SRINAGAR, India (AP) — A teenage boy was killed during anti-India protests in disputed Kashmir Wednesday following a gunbattle that killed three rebels, police said.
Indian troops laid cordon around a village near southern Tral town on a tip that militants were hiding in a civilian home, top police officer S.P. Vaid said. The militants tried to escape but soldiers gunned down them, he said.
As the fighting raged, anti-India protests erupted in Tral, leading to clashes between rock-throwing residents and government forces who fired shotgun pellets and tear gas. Many have been reported injured in the clashes while a teenage boy who was hit by pellets died in a hospital.
Anti-India protests and clashes were also reported in southern Pulwama town.
In an escalating deadly confrontation in the last 10 days, at least 19 rebels and five civilians have died in gunbattles and subsequent anti-India clashes between Kashmiri residents and Indian troops. Two Indian army soldiers have also been killed in a rebel ambush.
Nuclear-armed rivals India and Pakistan each administer part of Kashmir, but both claim the Himalayan territory in its entirety. Rebel groups demand that Kashmir be united either under Pakistani rule or as an independent country.
Anti-India sentiment runs deep in Kashmir's mostly Muslim population and most people support the rebels.
Nearly 70,000 people have been killed in the uprising and the ensuing Indian military crackdown.
In recent years, Kashmiris, mainly youths, have displayed open solidarity with anti-India rebels and sought to protect them by engaging troops in street clashes during military operations against the militants. The anti-India protests and clashes have persisted despite the Indian army chief warning recently that "tough action" would be taken against stone throwers during counterinsurgency operations.
India accuses Pakistan of arming and training the rebels, which Pakistan denies.

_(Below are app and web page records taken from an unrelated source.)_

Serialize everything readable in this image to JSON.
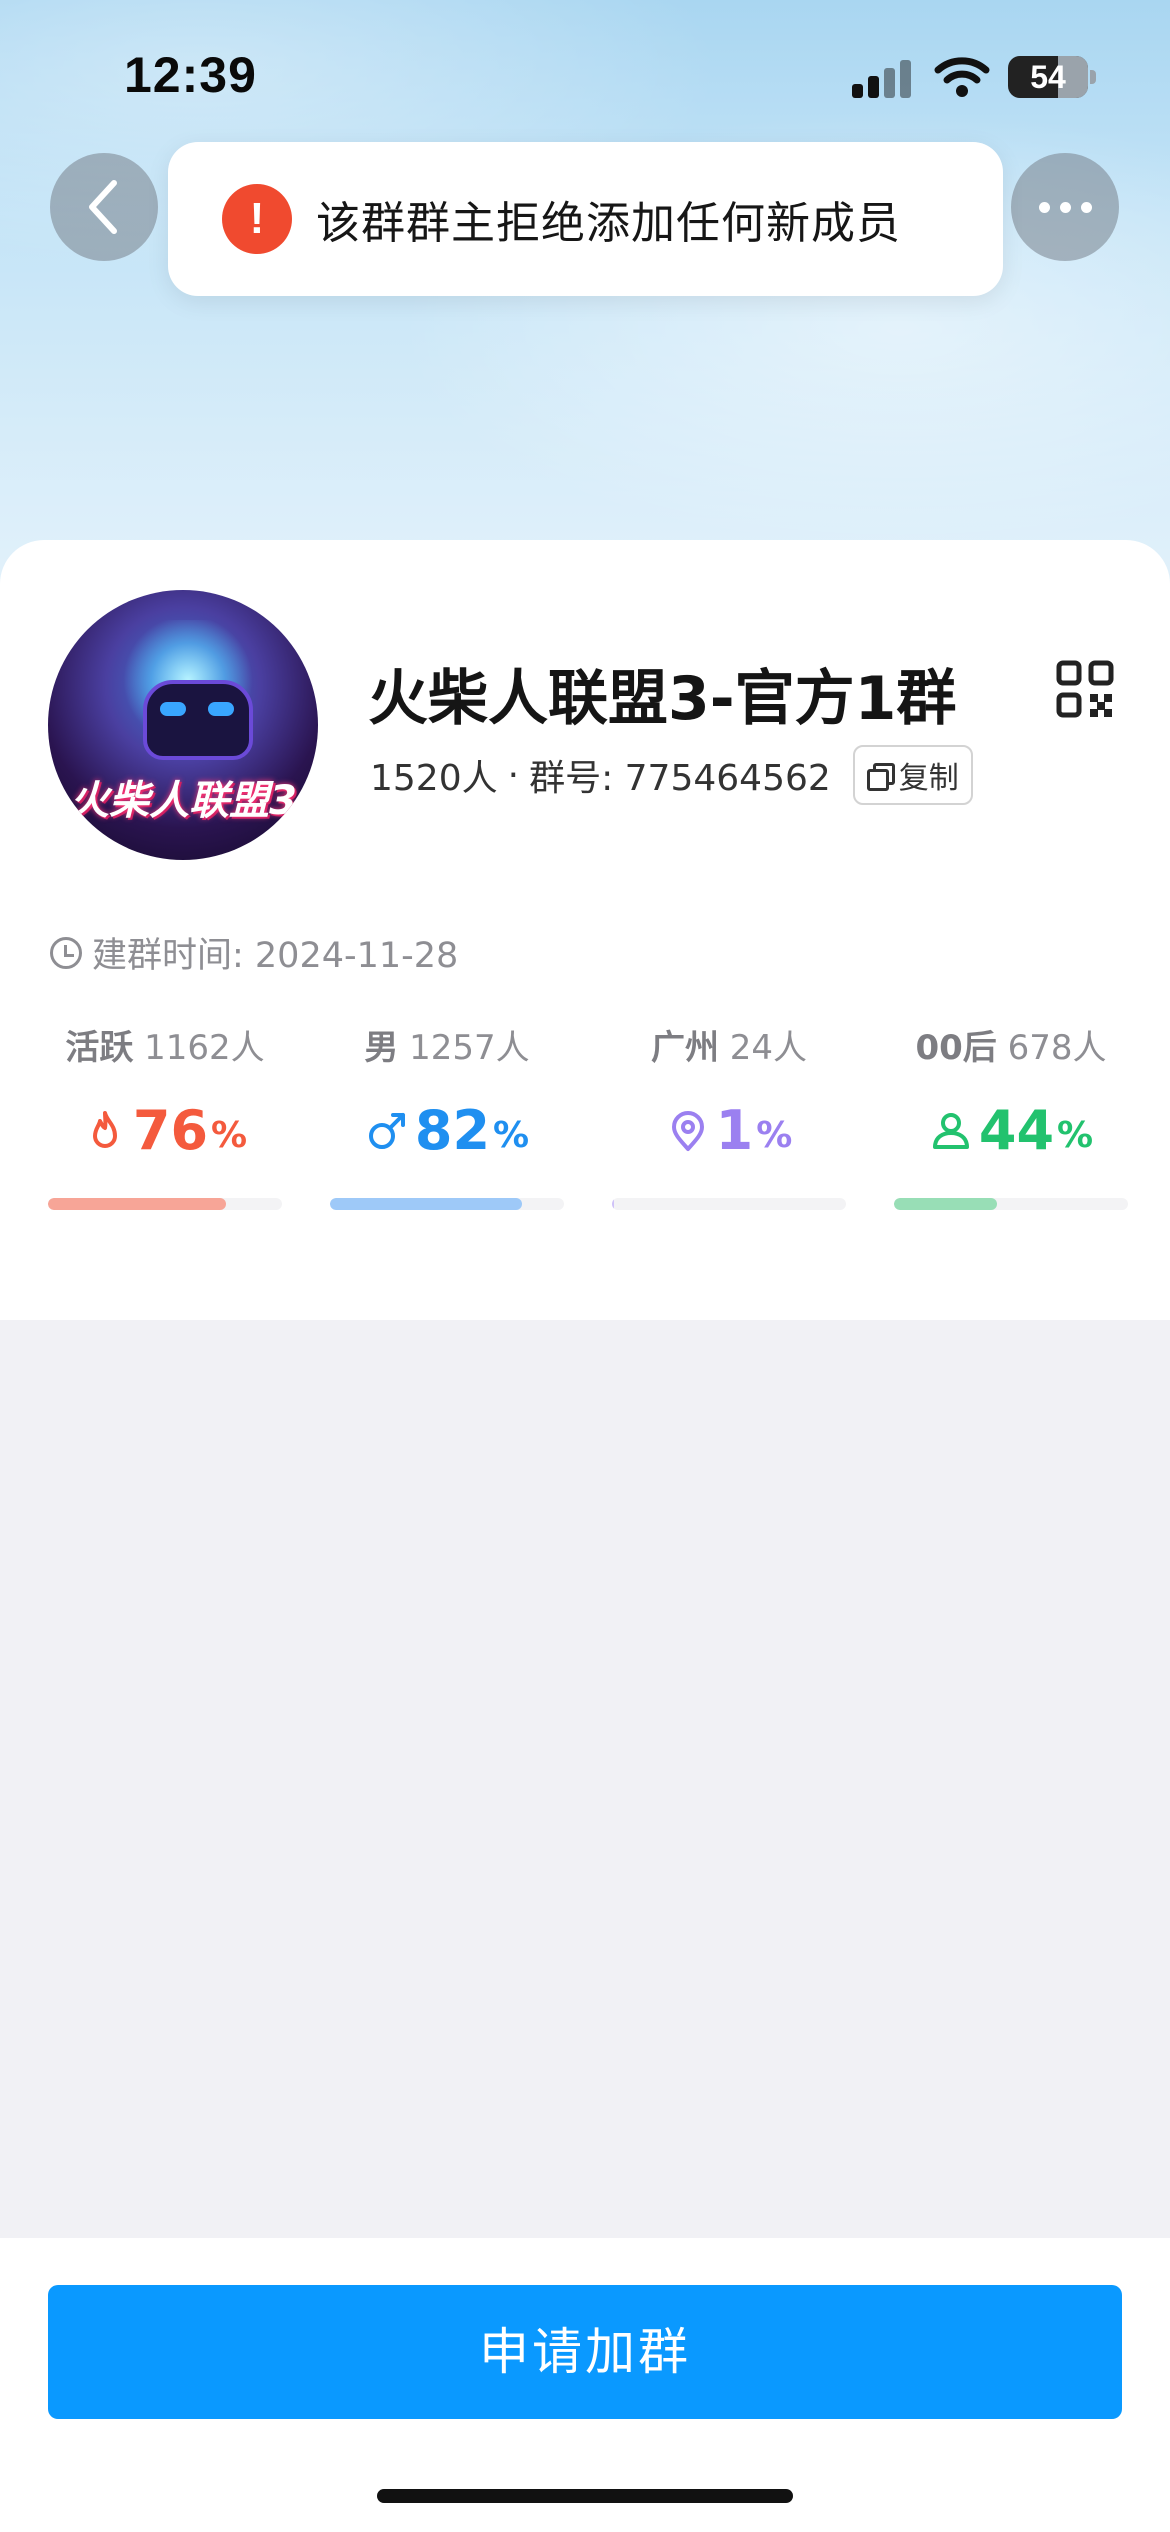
{
  "status_bar": {
    "time": "12:39",
    "battery": "54",
    "icons": [
      "signal-icon",
      "wifi-icon",
      "battery-icon"
    ]
  },
  "nav": {
    "back_icon": "chevron-left-icon",
    "more_icon": "more-dots-icon"
  },
  "toast": {
    "icon": "error-exclamation-icon",
    "icon_glyph": "!",
    "message": "该群群主拒绝添加任何新成员"
  },
  "group": {
    "avatar_caption": "火柴人联盟3",
    "name": "火柴人联盟3-官方1群",
    "member_count": "1520人",
    "separator": "·",
    "group_id_label": "群号: 775464562",
    "copy_label": "复制",
    "created_label": "建群时间: 2024-11-28"
  },
  "stats": [
    {
      "label_bold": "活跃",
      "label_rest": "1162人",
      "value": "76",
      "unit": "%",
      "fraction": 0.76,
      "color": "#f45a3d",
      "bar_color": "#f7a597",
      "icon": "flame-icon"
    },
    {
      "label_bold": "男",
      "label_rest": "1257人",
      "value": "82",
      "unit": "%",
      "fraction": 0.82,
      "color": "#1f8ff0",
      "bar_color": "#9ec9f8",
      "icon": "male-icon"
    },
    {
      "label_bold": "广州",
      "label_rest": "24人",
      "value": "1",
      "unit": "%",
      "fraction": 0.01,
      "color": "#9b80f0",
      "bar_color": "#cfc2f8",
      "icon": "location-pin-icon"
    },
    {
      "label_bold": "00后",
      "label_rest": "678人",
      "value": "44",
      "unit": "%",
      "fraction": 0.44,
      "color": "#22c26e",
      "bar_color": "#98deb6",
      "icon": "person-icon"
    }
  ],
  "actions": {
    "join_label": "申请加群"
  },
  "colors": {
    "primary": "#0a99ff",
    "error": "#f04a2f"
  }
}
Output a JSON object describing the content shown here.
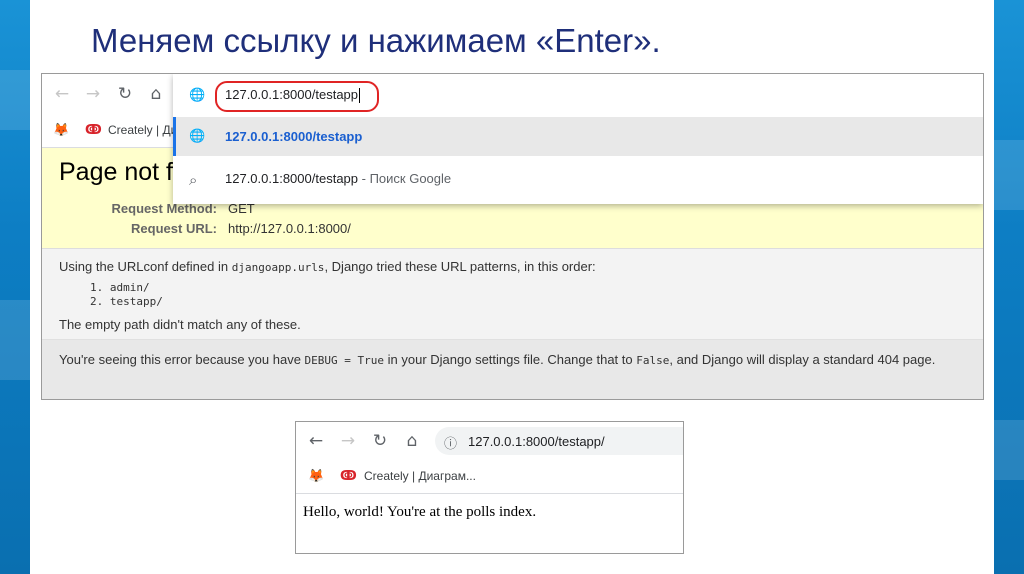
{
  "slide": {
    "title": "Меняем ссылку и нажимаем «Enter»."
  },
  "browser1": {
    "nav": {
      "back_icon": "←",
      "forward_icon": "→",
      "reload_icon": "↻",
      "home_icon": "⌂"
    },
    "address_value": "127.0.0.1:8000/testapp",
    "bookmarks": [
      {
        "icon": "fox-icon",
        "glyph": "🦊",
        "label": ""
      },
      {
        "icon": "creately-icon",
        "glyph": "ↂ",
        "label": "Creately | Диаг"
      }
    ],
    "omnibox": {
      "suggestions": [
        {
          "icon": "globe",
          "glyph": "🌐",
          "text": "127.0.0.1:8000/testapp"
        },
        {
          "icon": "search",
          "glyph": "⌕",
          "text": "127.0.0.1:8000/testapp",
          "suffix": " - Поиск Google"
        }
      ]
    },
    "django": {
      "title": "Page not f",
      "request_method_label": "Request Method:",
      "request_method_value": "GET",
      "request_url_label": "Request URL:",
      "request_url_value": "http://127.0.0.1:8000/",
      "urlconf_prefix": "Using the URLconf defined in ",
      "urlconf_module": "djangoapp.urls",
      "urlconf_suffix": ", Django tried these URL patterns, in this order:",
      "patterns": [
        "1. admin/",
        "2. testapp/"
      ],
      "empty_path_msg": "The empty path didn't match any of these.",
      "debug_prefix": "You're seeing this error because you have ",
      "debug_code": "DEBUG = True",
      "debug_mid": " in your Django settings file. Change that to ",
      "debug_false": "False",
      "debug_suffix": ", and Django will display a standard 404 page."
    }
  },
  "browser2": {
    "address_value": "127.0.0.1:8000/testapp/",
    "bookmarks": [
      {
        "icon": "fox-icon",
        "glyph": "🦊",
        "label": ""
      },
      {
        "icon": "creately-icon",
        "glyph": "ↂ",
        "label": "Creately | Диаграм..."
      }
    ],
    "info_icon": "ⓘ",
    "page_text": "Hello, world! You're at the polls index."
  },
  "colors": {
    "title": "#1f2f7a",
    "side_band": "#0d7ec4",
    "highlight_ring": "#e02424",
    "django_header": "#ffffcc",
    "suggestion_selected": "#e8e8e8",
    "link_blue": "#1a5fd0"
  }
}
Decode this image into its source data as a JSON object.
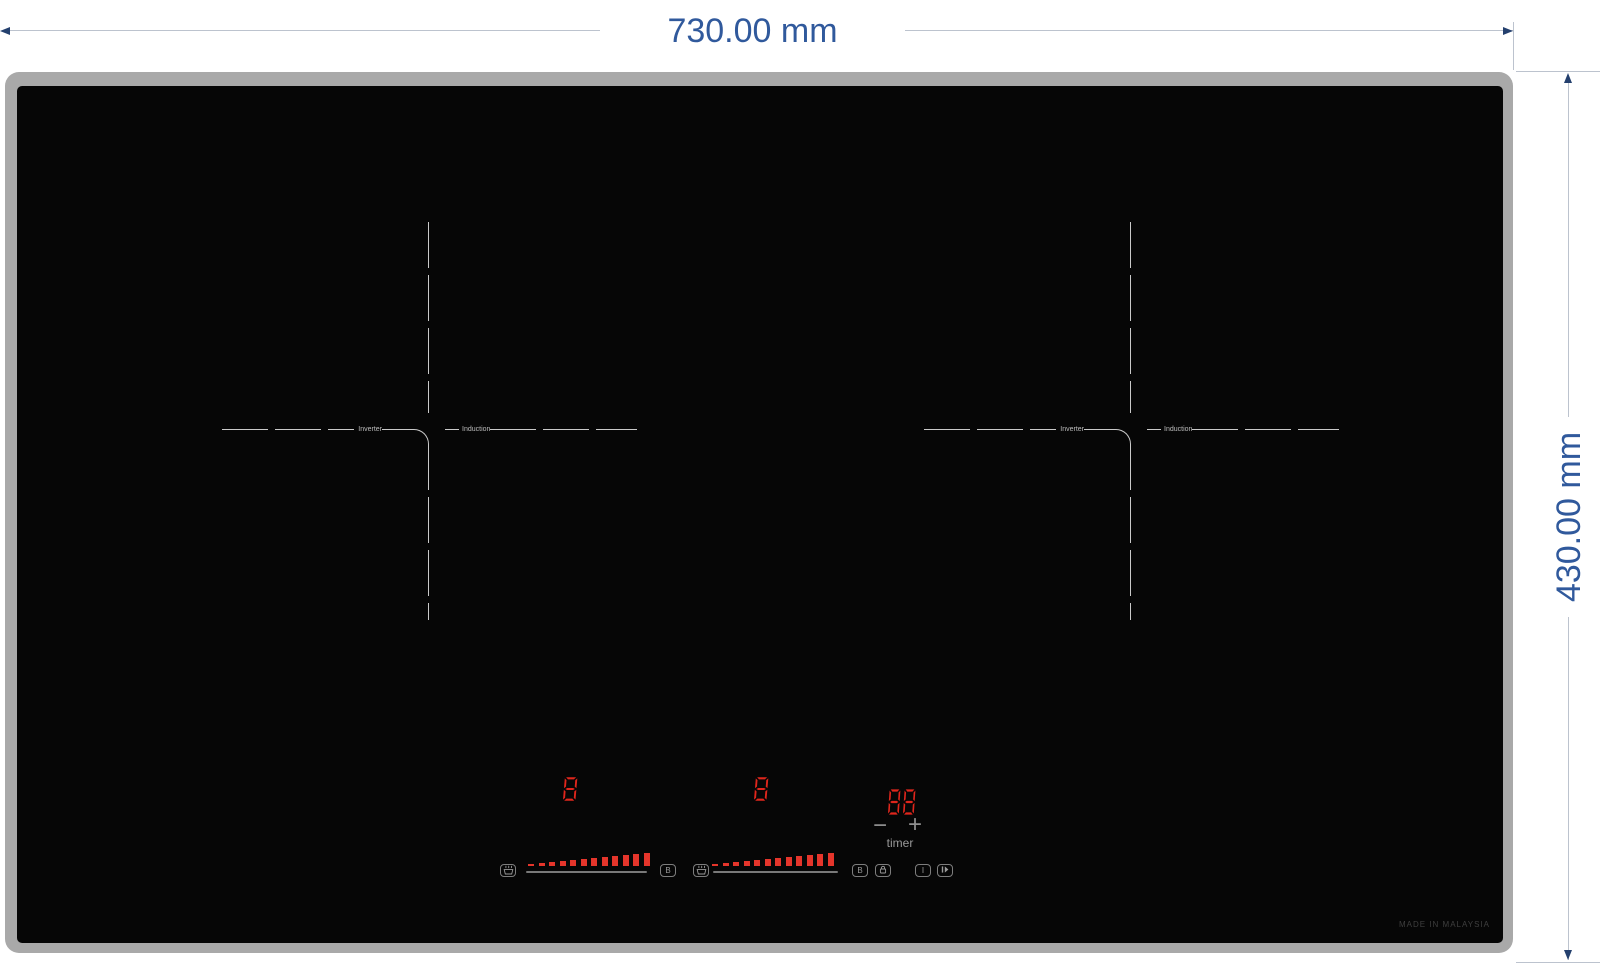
{
  "dimension_annotations": {
    "width_label": "730.00 mm",
    "height_label": "430.00 mm",
    "accent_color": "#30599c"
  },
  "cooktop": {
    "frame_color": "#a9a9a9",
    "glass_color": "#060606",
    "led_color": "#e0261c",
    "bar_color": "#e5352b",
    "zones": [
      {
        "left_label": "Inverter",
        "right_label": "Induction"
      },
      {
        "left_label": "Inverter",
        "right_label": "Induction"
      }
    ],
    "controls": {
      "left_zone": {
        "display": "8",
        "bar_count": 12,
        "boost_label": "B"
      },
      "right_zone": {
        "display": "8",
        "bar_count": 12,
        "boost_label": "B"
      },
      "timer": {
        "display": "88",
        "minus_label": "−",
        "plus_label": "+",
        "label": "timer"
      },
      "power_label": "I"
    },
    "made_in": "MADE IN MALAYSIA"
  }
}
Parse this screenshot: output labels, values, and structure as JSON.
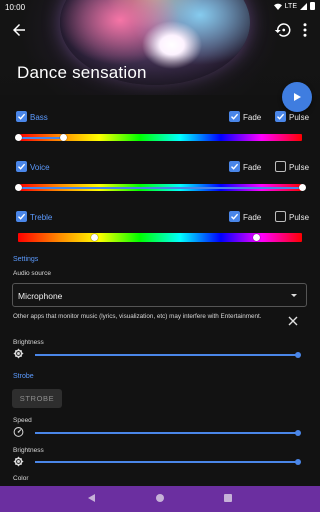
{
  "status_bar": {
    "time": "10:00",
    "network": "LTE"
  },
  "header": {
    "title": "Dance sensation"
  },
  "bands": [
    {
      "label": "Bass",
      "fade_label": "Fade",
      "pulse_label": "Pulse",
      "band_checked": true,
      "fade_checked": true,
      "pulse_checked": true,
      "range_start": 0.0,
      "range_end": 0.16
    },
    {
      "label": "Voice",
      "fade_label": "Fade",
      "pulse_label": "Pulse",
      "band_checked": true,
      "fade_checked": true,
      "pulse_checked": false,
      "range_start": 0.0,
      "range_end": 1.0
    },
    {
      "label": "Treble",
      "fade_label": "Fade",
      "pulse_label": "Pulse",
      "band_checked": true,
      "fade_checked": true,
      "pulse_checked": false,
      "range_start": 0.27,
      "range_end": 0.84
    }
  ],
  "settings": {
    "section_title": "Settings",
    "audio_source_label": "Audio source",
    "audio_source_value": "Microphone",
    "notice": "Other apps that monitor music (lyrics, visualization, etc) may interfere with Entertainment.",
    "brightness_label": "Brightness",
    "brightness_value": 1.0
  },
  "strobe": {
    "section_title": "Strobe",
    "button_label": "STROBE",
    "speed_label": "Speed",
    "speed_value": 1.0,
    "brightness_label": "Brightness",
    "brightness_value": 1.0,
    "color_label": "Color"
  },
  "colors": {
    "accent": "#4a86e8",
    "accent_text": "#5c9bff",
    "fab": "#3f7de0",
    "nav_bar": "#6b2fa0",
    "background": "#121212"
  },
  "icons": {
    "back": "arrow-back-icon",
    "reset": "reset-icon",
    "more": "more-vert-icon",
    "play": "play-icon",
    "close": "close-icon",
    "brightness": "brightness-icon",
    "speed": "speed-icon",
    "nav_back": "nav-back-icon",
    "nav_home": "nav-home-icon",
    "nav_recent": "nav-recents-icon"
  }
}
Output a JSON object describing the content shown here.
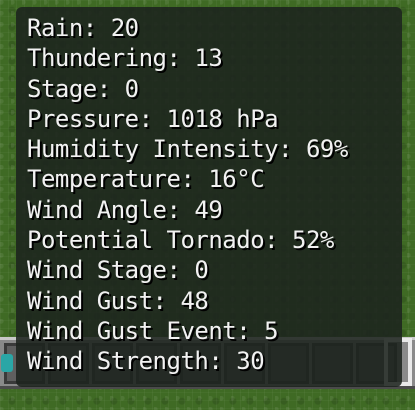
{
  "weather_info": {
    "lines": [
      "Rain: 20",
      "Thundering: 13",
      "Stage: 0",
      "Pressure: 1018 hPa",
      "Humidity Intensity: 69%",
      "Temperature: 16°C",
      "Wind Angle: 49",
      "Potential Tornado: 52%",
      "Wind Stage: 0",
      "Wind Gust: 48",
      "Wind Gust Event: 5",
      "Wind Strength: 30"
    ]
  },
  "colors": {
    "text": "#f2f2f2",
    "panel_bg": "#1c231e",
    "grass": "#3f6a24",
    "hotbar": "#8a8a8a"
  },
  "icons": {
    "hotbar_left_item": "cyan-item-icon"
  }
}
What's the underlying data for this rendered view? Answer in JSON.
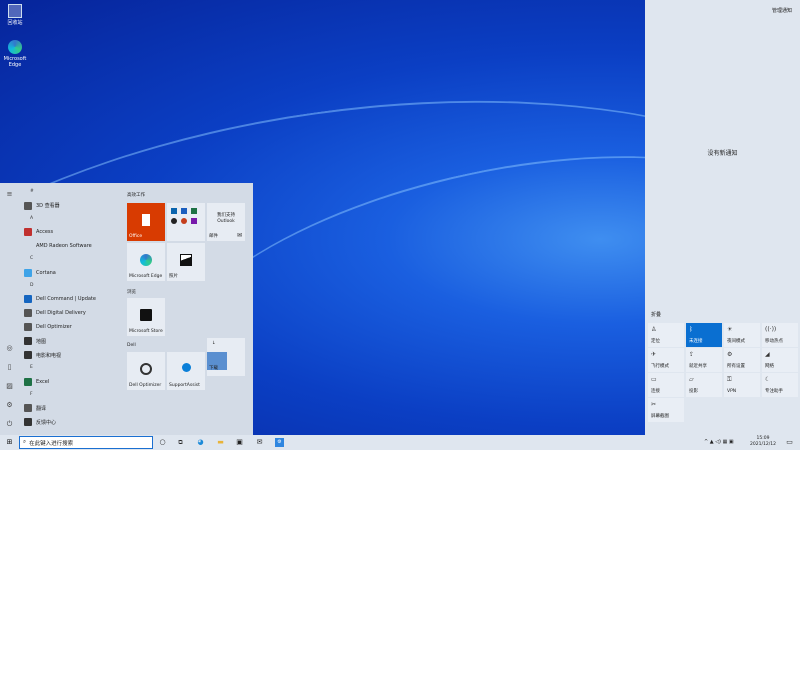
{
  "desktop": {
    "icons": [
      {
        "label": "回收站"
      },
      {
        "label": "Microsoft Edge"
      }
    ]
  },
  "start": {
    "apps": [
      {
        "type": "header",
        "label": "#"
      },
      {
        "type": "app",
        "label": "3D 查看器",
        "color": "#555"
      },
      {
        "type": "header",
        "label": "A"
      },
      {
        "type": "app",
        "label": "Access",
        "color": "#c0302f"
      },
      {
        "type": "app",
        "label": "AMD Radeon Software",
        "color": ""
      },
      {
        "type": "header",
        "label": "C"
      },
      {
        "type": "app",
        "label": "Cortana",
        "color": "#3ea3e8"
      },
      {
        "type": "header",
        "label": "D"
      },
      {
        "type": "app",
        "label": "Dell Command | Update",
        "color": "#1565c0"
      },
      {
        "type": "app",
        "label": "Dell Digital Delivery",
        "color": "#555"
      },
      {
        "type": "app",
        "label": "Dell Optimizer",
        "color": "#555"
      },
      {
        "type": "app",
        "label": "地图",
        "color": "#333"
      },
      {
        "type": "app",
        "label": "电影和电视",
        "color": "#333"
      },
      {
        "type": "header",
        "label": "E"
      },
      {
        "type": "app",
        "label": "Excel",
        "color": "#1e7145"
      },
      {
        "type": "header",
        "label": "F"
      },
      {
        "type": "app",
        "label": "翻译",
        "color": "#555"
      },
      {
        "type": "app",
        "label": "反馈中心",
        "color": "#333"
      }
    ],
    "groups": [
      "高效工作",
      "浏览",
      "Dell"
    ],
    "tiles": {
      "office": "Office",
      "outlook_line1": "我们支持",
      "outlook_line2": "Outlook",
      "mail": "邮件",
      "edge": "Microsoft Edge",
      "photos": "照片",
      "store": "Microsoft Store",
      "dell_optimizer": "Dell Optimizer",
      "supportassist": "SupportAssist",
      "download_arrow": "↓",
      "download_label": "下载"
    }
  },
  "action_center": {
    "manage": "管理通知",
    "no_notifications": "没有新通知",
    "collapse": "折叠",
    "quick_actions": [
      {
        "label": "定位",
        "icon": "♙",
        "on": false
      },
      {
        "label": "未连接",
        "icon": "ᛒ",
        "on": true
      },
      {
        "label": "夜间模式",
        "icon": "☀",
        "on": false
      },
      {
        "label": "移动热点",
        "icon": "((·))",
        "on": false
      },
      {
        "label": "飞行模式",
        "icon": "✈",
        "on": false
      },
      {
        "label": "就近共享",
        "icon": "⇪",
        "on": false
      },
      {
        "label": "所有设置",
        "icon": "⚙",
        "on": false
      },
      {
        "label": "网络",
        "icon": "◢",
        "on": false
      },
      {
        "label": "连接",
        "icon": "▭",
        "on": false
      },
      {
        "label": "投影",
        "icon": "▱",
        "on": false
      },
      {
        "label": "VPN",
        "icon": "⚿",
        "on": false
      },
      {
        "label": "专注助手",
        "icon": "☾",
        "on": false
      },
      {
        "label": "屏幕截图",
        "icon": "✂",
        "on": false
      }
    ]
  },
  "taskbar": {
    "search_placeholder": "在此键入进行搜索",
    "time": "15:09",
    "date": "2021/12/12",
    "tray": "^ ▲ ◁) ▦ ▣"
  },
  "colors": {
    "office": "#d83b01",
    "accent": "#0a6fd1"
  }
}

Rebel groups have largely been suppressed by Indian forces in recent years and public opposition to Indian rule is now principally expressed through street protests.